- SBA may require, in its sole discretion, additional risk mitigation measures as a condition of its approval of any change of ownership transaction.
- SBA approval of the sale of 50% or more of the assets of any PPP borrower will be expressly conditioned on the assumption by the acquiring entity of PPP borrower’s obligations under the PPP loan (including responsibility for continued compliance). The purchase agreement drafted in connection with the transaction must address such assignment and assumption, or a separate assumption agreement must be submitted to the SBA.
- For all sales of common stock or equity interests or mergers, whether or not SBA approval is required, the PPP borrower or successor by merger, as applicable, will remain subject to all obligations under the PPP loan. In addition, the SBA will have full recourse against the new owners in the event they use the PPP funds for any unauthorized purpose.
- In the event that any new owner or successor in interest by merger, as applicable, has obtained its own PPP facility, then, upon consummation of any change of ownership transaction, the PPP borrower and new owner or successor, as applicable, are responsible for segregating and delineating PPP funds and expenses, and providing documentation to demonstrate compliance with PPP requirements under both PPP loans.

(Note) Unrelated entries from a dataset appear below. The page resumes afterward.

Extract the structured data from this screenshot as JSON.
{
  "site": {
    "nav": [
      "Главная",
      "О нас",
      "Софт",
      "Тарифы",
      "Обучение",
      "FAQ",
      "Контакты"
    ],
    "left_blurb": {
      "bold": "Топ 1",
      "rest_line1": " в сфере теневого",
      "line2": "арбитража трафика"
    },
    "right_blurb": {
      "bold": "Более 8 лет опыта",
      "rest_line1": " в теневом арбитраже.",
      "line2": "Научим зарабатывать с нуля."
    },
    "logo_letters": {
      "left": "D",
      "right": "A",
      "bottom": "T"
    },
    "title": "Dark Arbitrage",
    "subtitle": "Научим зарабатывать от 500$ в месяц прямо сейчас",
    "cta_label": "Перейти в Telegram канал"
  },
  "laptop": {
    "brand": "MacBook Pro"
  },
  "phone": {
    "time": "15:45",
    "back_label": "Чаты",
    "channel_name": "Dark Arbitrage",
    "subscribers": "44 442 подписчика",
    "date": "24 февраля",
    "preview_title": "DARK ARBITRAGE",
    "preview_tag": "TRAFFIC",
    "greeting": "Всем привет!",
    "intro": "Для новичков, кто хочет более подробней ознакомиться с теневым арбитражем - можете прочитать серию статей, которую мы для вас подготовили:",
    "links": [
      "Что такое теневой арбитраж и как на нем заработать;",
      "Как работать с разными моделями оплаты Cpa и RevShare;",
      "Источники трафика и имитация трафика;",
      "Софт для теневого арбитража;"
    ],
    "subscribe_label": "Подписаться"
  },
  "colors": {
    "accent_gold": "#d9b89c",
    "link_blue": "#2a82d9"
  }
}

- The PPP lender must notify the applicable SBA Loan Servicing Center within 5 business days of consummation of the transaction of the identity of the new equity holders, such new holders ownership percentage and the tax ID number for any owner holding 20% or more of the aggregate equity in the business.
As we continue to see an uptick in M&A deal flow, it is critical that potential buyers consider the impact of requirements set forth in target’s PPP loan documentation as well as SBA change of ownership requirements as set forth in the Guidelines. The existence of outstanding PPP loans on both the buy-side and sell-side will have implications on transaction structure and timing, due diligence and the representations, warranties, covenants and indemnities contained in the purchase agreement and transaction documents entered into among the parties. Our attorneys are available to guide you and answer any questions regarding the Guidelines and related M&A transaction considerations.
As the law continues to evolve on these matters, please note that this article is current as of date and time of publication and may not reflect subsequent developments. The content and interpretation of the issues addressed herein is subject to change. Cole Schotz P.C. disclaims any and all liability with respect to actions taken or not taken based on any or all of the contents of this publication to the fullest extent permitted by law. This is for general informational purposes and does not constitute legal advice or create an attorney-client relationship. Do not act or refrain from acting upon the information contained in this publication without obtaining legal, financial and tax advice. For further information, please do not hesitate to reach out to your firm contact or to any of the attorneys listed in this publication.